Signed to New Zealand’s Ode Records, Prince Tui Teka recorded three albums and half a dozen singles in the 1970s. None were chart-busters, but on NZ’s provincial circuit Prince Tui Teka became an institution. One of the singles was ‘Il Silenzio’, written and recorded by Italian trumpeter Nini Rossi in 1965. It had been a staple part of Teka’s routine with the Volcanics and it remained in Teka’s repertoire. In 1981 Deane Waretini added Māori lyrics and recorded it as ‘The Bridge’.
Another international song which impressed Teka was ‘Mimpi Sedih’ by Emilia Contessa, a hit record in Contessa’s homeland Indonesia, where Tui toured twice in the 1970s.
During a 1979 visit to Missy’s hometown of Tokomaru Bay, Teka approached Missy’s aunt, the great Māori educator and songwriter Ngoingoi Pēwhairangi, about rearranging ‘Mimpi Sedih’ and writing Māori lyrics as a love song to Missy. The result was ‘E Ipo’.
‘E Ipo’ (produced by Dalvanius Prime) shot to the top of the NZ charts and two albums – The Man, The Music, The Legend and Live In New Zealand – went Top 10.

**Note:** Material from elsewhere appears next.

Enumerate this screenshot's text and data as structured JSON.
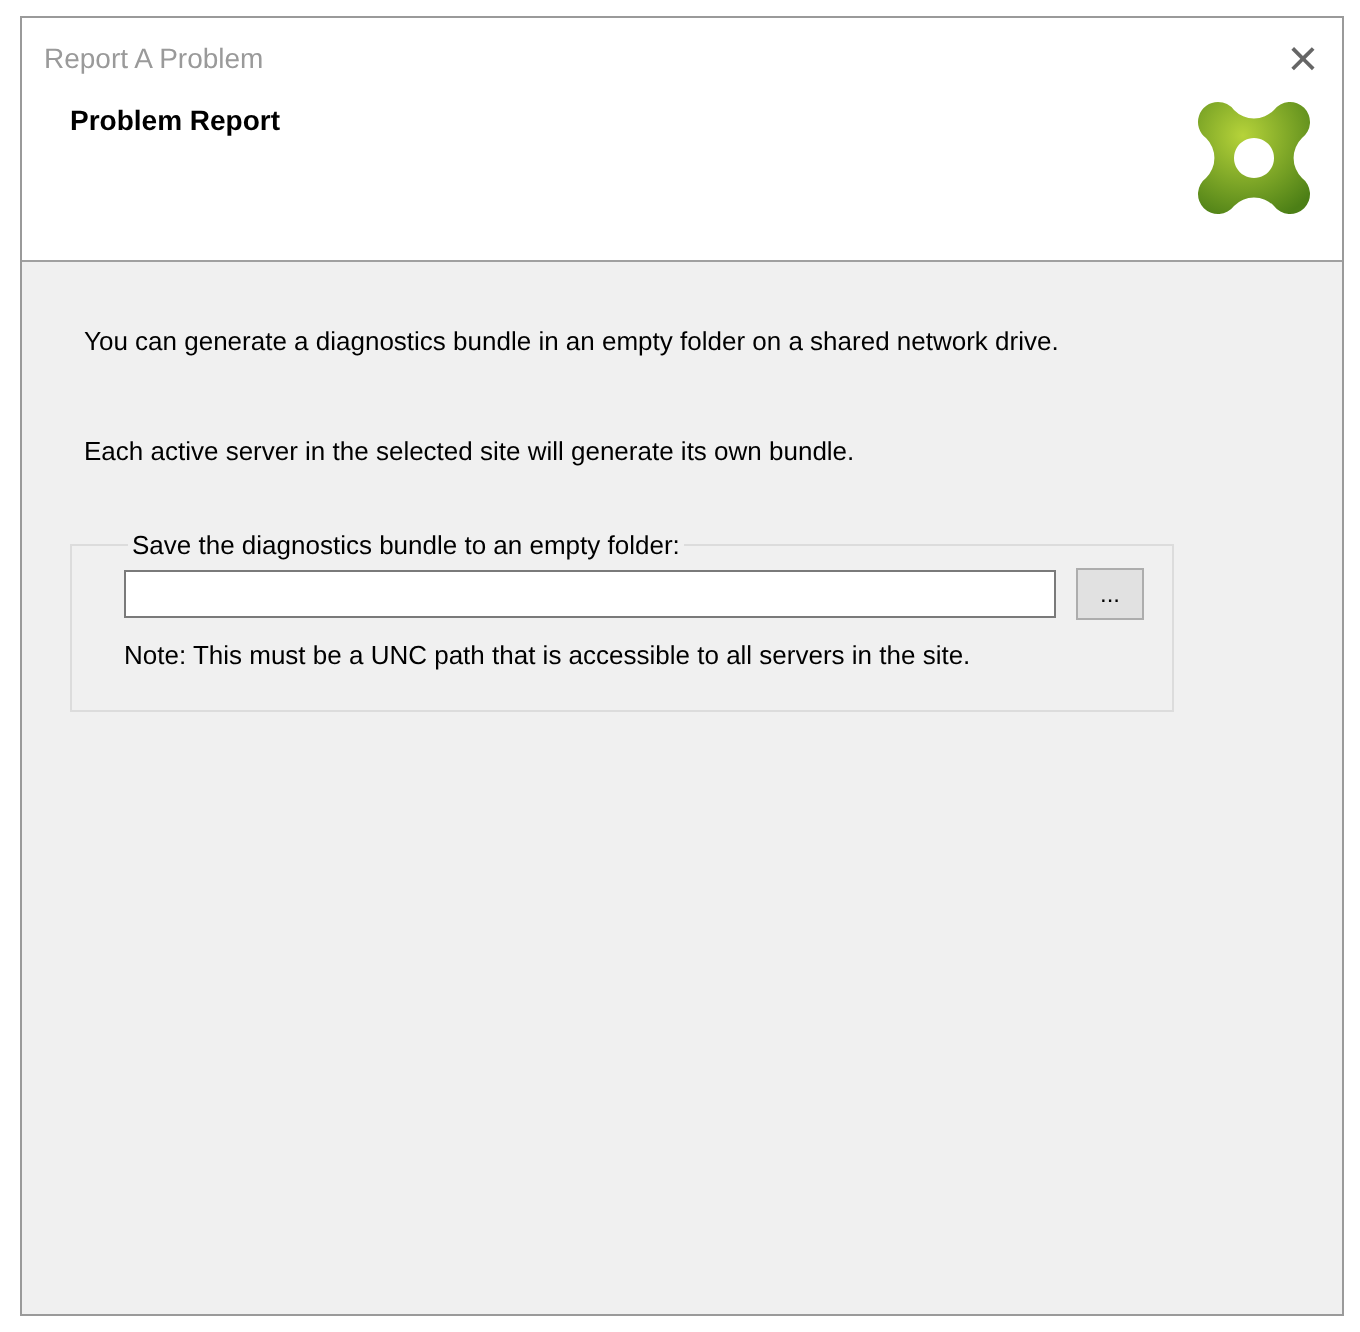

In 1981, after almost 30 years living overseas, Prince Tui Teka returned home, settling in Tokomaru Bay. Everything seemed to fall into place upon his return – he was signed to RCA Records, ‘E Ipo’ (produced by Dalvanius Prime) shot to the top of the New Zealand charts and two albums – The Man, The Music, The Legend and Live In New Zealand – went Top 10. In 1982 he even had his own weekly television series.

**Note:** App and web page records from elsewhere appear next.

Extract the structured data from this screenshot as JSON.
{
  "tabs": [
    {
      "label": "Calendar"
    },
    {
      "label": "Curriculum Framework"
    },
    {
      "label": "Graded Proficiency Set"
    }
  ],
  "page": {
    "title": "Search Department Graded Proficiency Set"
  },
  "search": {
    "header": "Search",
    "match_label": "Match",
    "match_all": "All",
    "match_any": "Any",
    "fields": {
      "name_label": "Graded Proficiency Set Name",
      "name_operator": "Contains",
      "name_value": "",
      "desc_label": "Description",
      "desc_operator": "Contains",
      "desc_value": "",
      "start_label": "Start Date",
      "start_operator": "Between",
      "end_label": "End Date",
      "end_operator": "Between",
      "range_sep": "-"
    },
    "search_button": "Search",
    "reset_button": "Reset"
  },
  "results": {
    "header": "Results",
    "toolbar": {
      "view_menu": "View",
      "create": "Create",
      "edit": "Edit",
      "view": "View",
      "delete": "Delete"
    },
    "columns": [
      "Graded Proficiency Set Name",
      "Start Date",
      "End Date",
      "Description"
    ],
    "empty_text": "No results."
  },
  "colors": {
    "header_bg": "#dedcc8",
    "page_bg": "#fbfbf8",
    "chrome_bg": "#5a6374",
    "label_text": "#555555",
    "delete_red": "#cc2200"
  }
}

Prince Tui Teka was much in demand, appearing in three movies (Came A Hot Friday, The Silent One and Savage Islands) and a German-made television series, Jack Holborn, and performing to full houses – clubs, pubs and theatres.
Prince Tui Teka was born in a small settlement and, after his globetrotting had finished, it was in a small settlement that he lived. Throughout his career he had an affinity with isolated settlements and on both sides of the Tasman he played in places that most performers avoid. In the 1980s, now a superstar, he continued taking his show to the most unlikely places – Eketahuna, Manaia, Taihape …

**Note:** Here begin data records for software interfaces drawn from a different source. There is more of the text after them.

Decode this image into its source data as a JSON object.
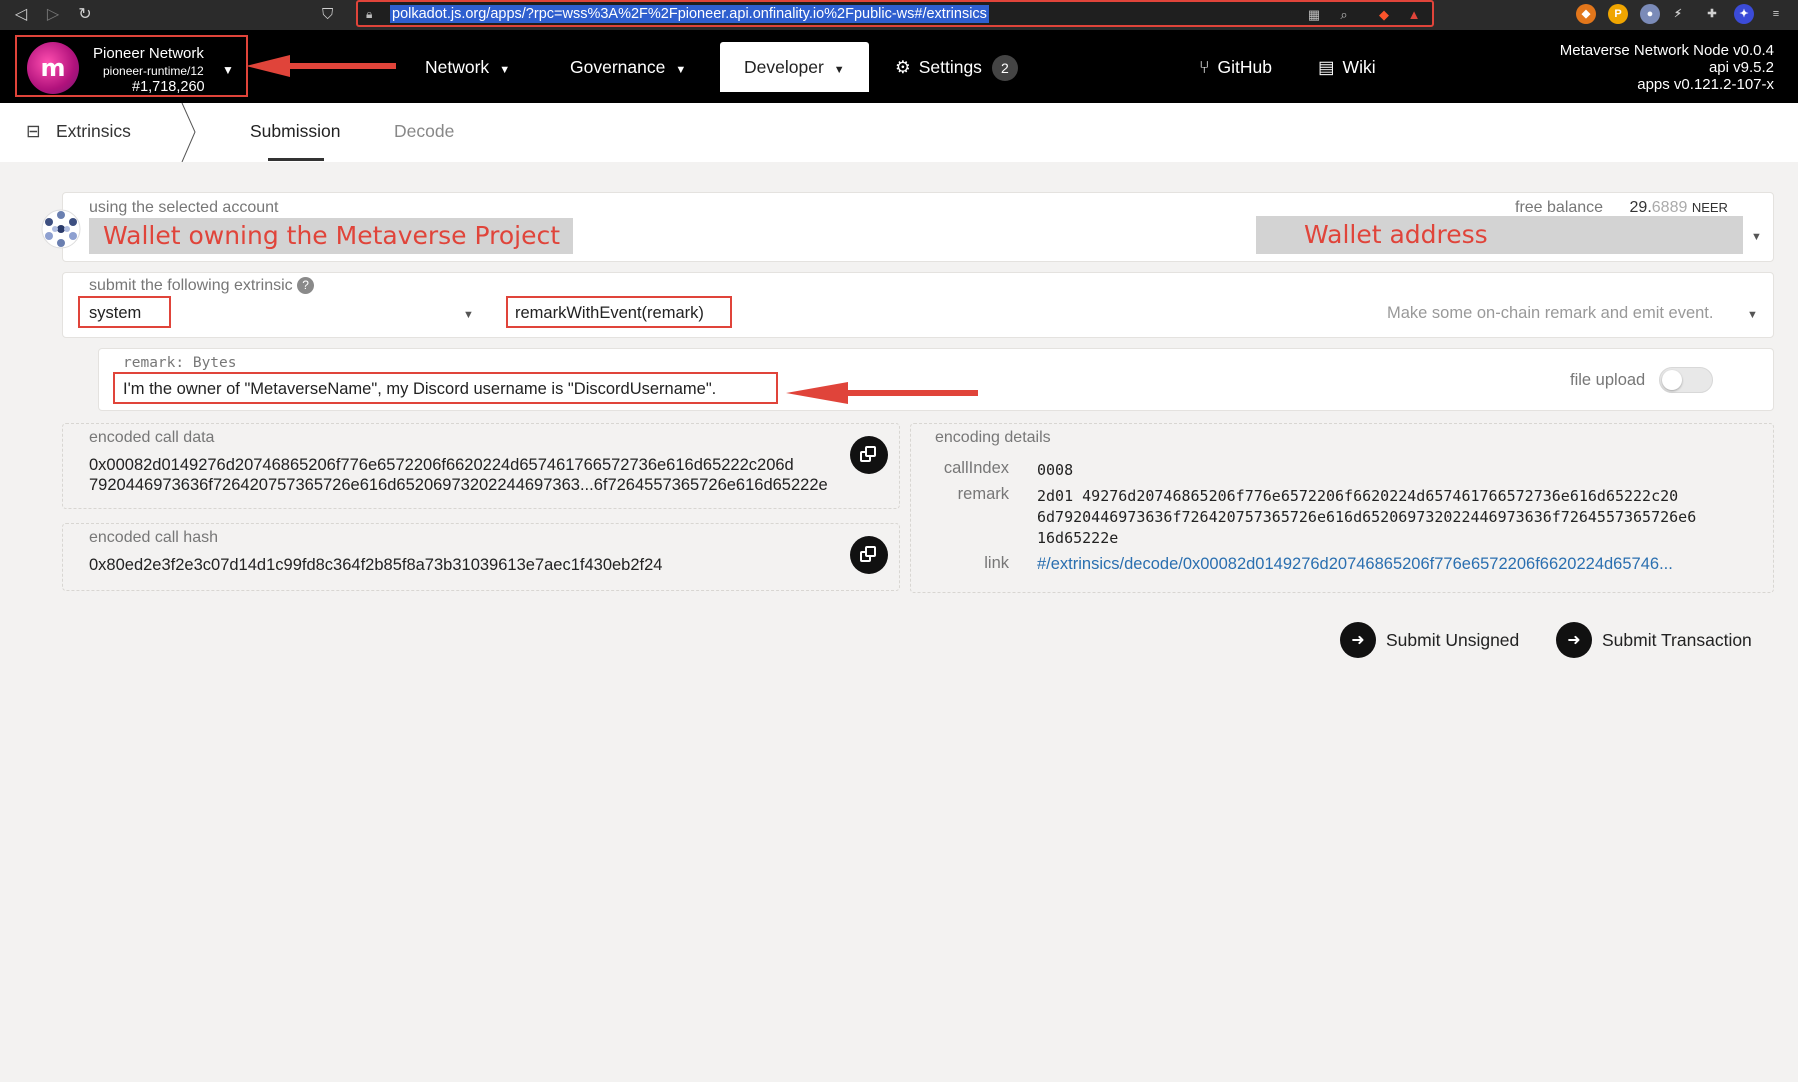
{
  "browser": {
    "url": "polkadot.js.org/apps/?rpc=wss%3A%2F%2Fpioneer.api.onfinality.io%2Fpublic-ws#/extrinsics"
  },
  "header": {
    "chain_name": "Pioneer Network",
    "runtime": "pioneer-runtime/12",
    "block": "#1,718,260",
    "logo_text": "m",
    "menu": {
      "network": "Network",
      "governance": "Governance",
      "developer": "Developer",
      "settings": "Settings",
      "settings_badge": "2",
      "github": "GitHub",
      "wiki": "Wiki"
    },
    "node_info": {
      "node": "Metaverse Network Node v0.0.4",
      "api": "api v9.5.2",
      "apps": "apps v0.121.2-107-x"
    }
  },
  "subnav": {
    "section": "Extrinsics",
    "tabs": [
      "Submission",
      "Decode"
    ]
  },
  "account": {
    "label": "using the selected account",
    "annotation_owner": "Wallet owning the Metaverse Project",
    "annotation_address": "Wallet address",
    "free_balance_label": "free balance",
    "balance_int": "29.",
    "balance_dec": "6889",
    "balance_unit": "NEER"
  },
  "extrinsic": {
    "label": "submit the following extrinsic",
    "help": "?",
    "module": "system",
    "method": "remarkWithEvent(remark)",
    "description": "Make some on-chain remark and emit event."
  },
  "remark": {
    "label": "remark: Bytes",
    "value": "I'm the owner of \"MetaverseName\", my Discord username is \"DiscordUsername\".",
    "file_upload": "file upload"
  },
  "encoded_call_data": {
    "label": "encoded call data",
    "line1": "0x00082d0149276d20746865206f776e6572206f6620224d657461766572736e616d65222c206d",
    "line2": "7920446973636f726420757365726e616d65206973202244697363...6f7264557365726e616d65222e"
  },
  "encoded_call_hash": {
    "label": "encoded call hash",
    "value": "0x80ed2e3f2e3c07d14d1c99fd8c364f2b85f8a73b31039613e7aec1f430eb2f24"
  },
  "encoding_details": {
    "label": "encoding details",
    "call_index_label": "callIndex",
    "call_index": "0008",
    "remark_label": "remark",
    "remark_line1": "2d01 49276d20746865206f776e6572206f6620224d657461766572736e616d65222c20",
    "remark_line2": "6d7920446973636f726420757365726e616d652069732022446973636f7264557365726e6",
    "remark_line3": "16d65222e",
    "link_label": "link",
    "link": "#/extrinsics/decode/0x00082d0149276d20746865206f776e6572206f6620224d65746..."
  },
  "actions": {
    "submit_unsigned": "Submit Unsigned",
    "submit_transaction": "Submit Transaction"
  },
  "colors": {
    "annotation_red": "#e0443a",
    "header_bg": "#000000",
    "link_blue": "#2a6fb0"
  }
}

On January 23, 1985 the Prince Tui Teka Show was performing in Ruawai, Northland (population less than 500). Following a break at that evening’s performance at the Ruawai Tavern, Prince Tui Teka failed to come back on stage when announced. Upon investigation, he was found in the makeshift dressing room, having suffered a fatal heart attack. He was 47. Less than a week later Teka’s friend and inspiration Ngoingoi Pēwhairangi died after a long illness. They were both buried in the urupa at Tokomaru Bay’s Waiparapara Marae.
Prince Tui Teka’s repertoires were mostly predictable and his stage routines were corny. But he had influence, most notably on Billy T James, who was also a member of The Maori Volcanics. It’s difficult to imagine who would even attempt such lines as “Well she wasn’t pretty but she wasn’t ugly, she was ... pretty ugly” or “I’m on a seafood diet – every time I see food I eat it.”
But the very corniness of Tui Teka’s humour was part of the attraction. A big man with a big heart and a big diet – “I see you fellas have a KFC here in Whanganui. I had lunch there today; I pulled the bus in and ordered three buckets of chicken, six large fries, four potato-and-gravy and two milk shakes. But that’s all I got because the rest of the band weren’t hungry.”
Sadly, Tui’s muse and widow Missy Teka died in a motor accident on February 29, 2008. Tui and Missy Teka are buried side by side in Tokomaru Bay.
The bands on many of the 1970s Ode recordings were some of the best in the land and included Quincy Conserve and Rocking Horse